WasCy's avatar

Meth, partly because of its distinctive aroma (and the danger of meth labs run by meth addicts) is primarily a rural drug. That is, it’s mostly produced in rural and semi-rural areas, and a lot of its consumption and distribution takes place there, too.

It’s the production of meth that’s the biggest danger to the public (buildings blowing up and burning down, dangers to firefighters, etc.) The users tend to kill themselves because of their habit.

obvek's avatar

Interesting that meth and coke had their own tv shows (Breaking Bad & Miami Vice) while crack just had New Jack City.

You’re welcome to provide correction and addenda.

lillycoyote's avatar

@crisw I don’t think it’s that the media is so much different. We don’t see any of those kinds of ads where I live, southeast of Philly, either. Are the ads about meth use mostly or about meth labs? I’m thinking that in the Northeast, and along the easter corridor things are pretty urbanized and we’re all packed in here pretty close together and you’re not going to be able to set up a meth lab in the city or the burbs they way you might be able to set one up in the wide open, or wider open, spaces of the Northwest and California. The odors, the habits of meth makers are very difficult to conceal. There a lot less middle of nowhere, out of the way places here than on in the West and Mid-West. That may be part of why media attention to the issue varies across the country.

crisw's avatar


That could be. You can’t wave an issue of The Columbian or The Oregonian around without an article on meth falling out. I am thinking about stories on meth use rather than ads.

lillycoyote's avatar

@crisw I was in Portland last week and I think I saw a couple of The Face of Meth type things that @sarahtalkpretty mentioned out there somewhere. I really meant to pick up the sunday Oregonian when I was there but forgot.

zenvelo's avatar

From where I am in California, the “scourge” of meth isn’t about what it does to the addict as much as the fear of meth labs in the neighborhood. The stories are all about the haz-mat teams cleaning up, or “how close we came to the neighborhood being blown up.”

I’m of the same opinion as @johnpowell and @MyNewtBoobs that it was institutional racism.

Aethelwine's avatar

Come to central and western Illinois. Meth is a major problem here and it gets much media attention. (and it’s not positive)

We just moved from one major meth town to another. My son (a junior in high school at the time) was told by one of his teachers, “welcome to Meth town”.

Answer this question
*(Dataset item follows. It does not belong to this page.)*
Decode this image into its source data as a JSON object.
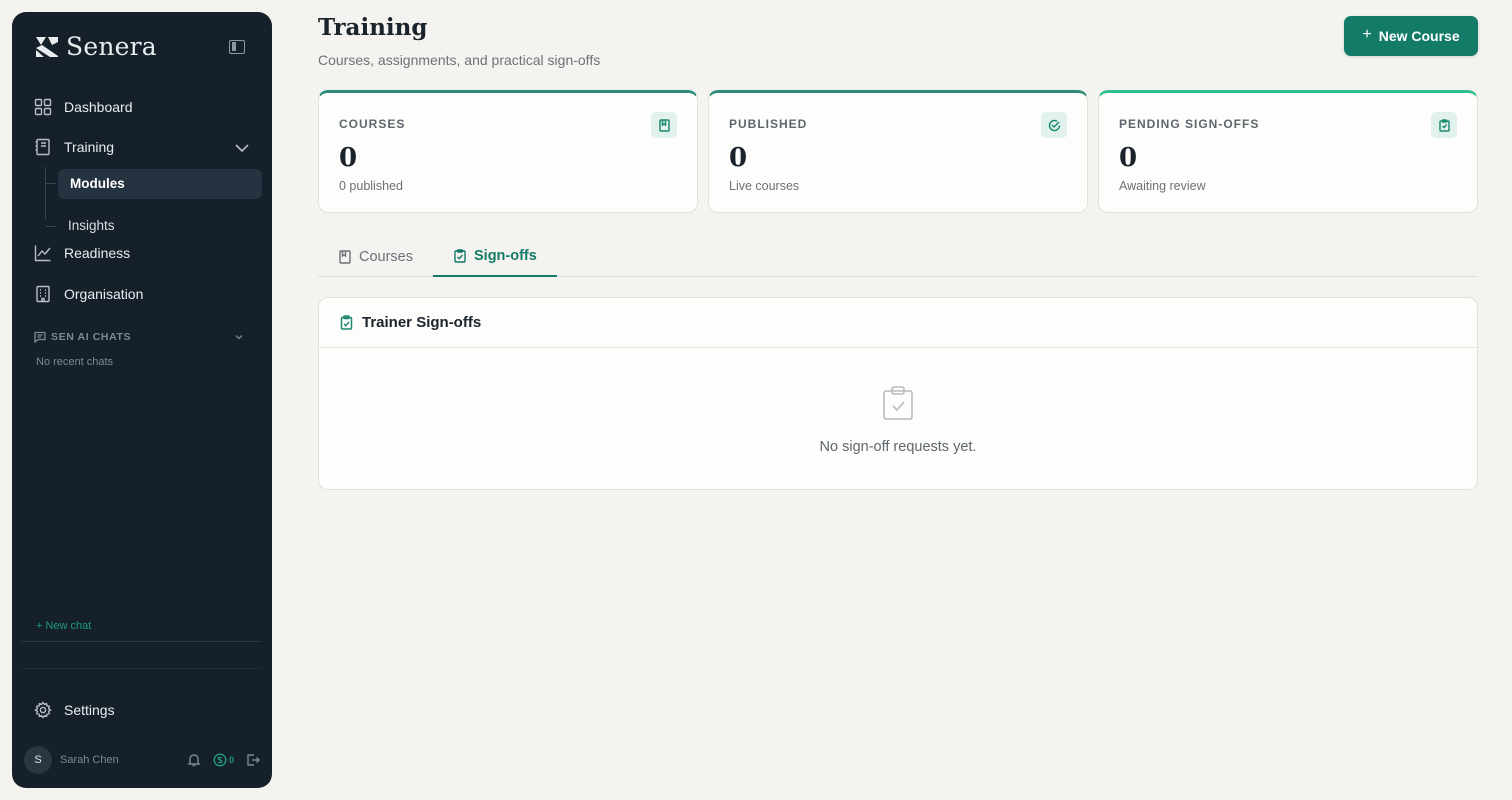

to answer.

This question is in the General Section. Responses must be helpful and on-topic.

Your answer will be saved while you login or join.

Have a question? Ask Fluther!

What do you know more about?
Knowledge Networking @ Fluther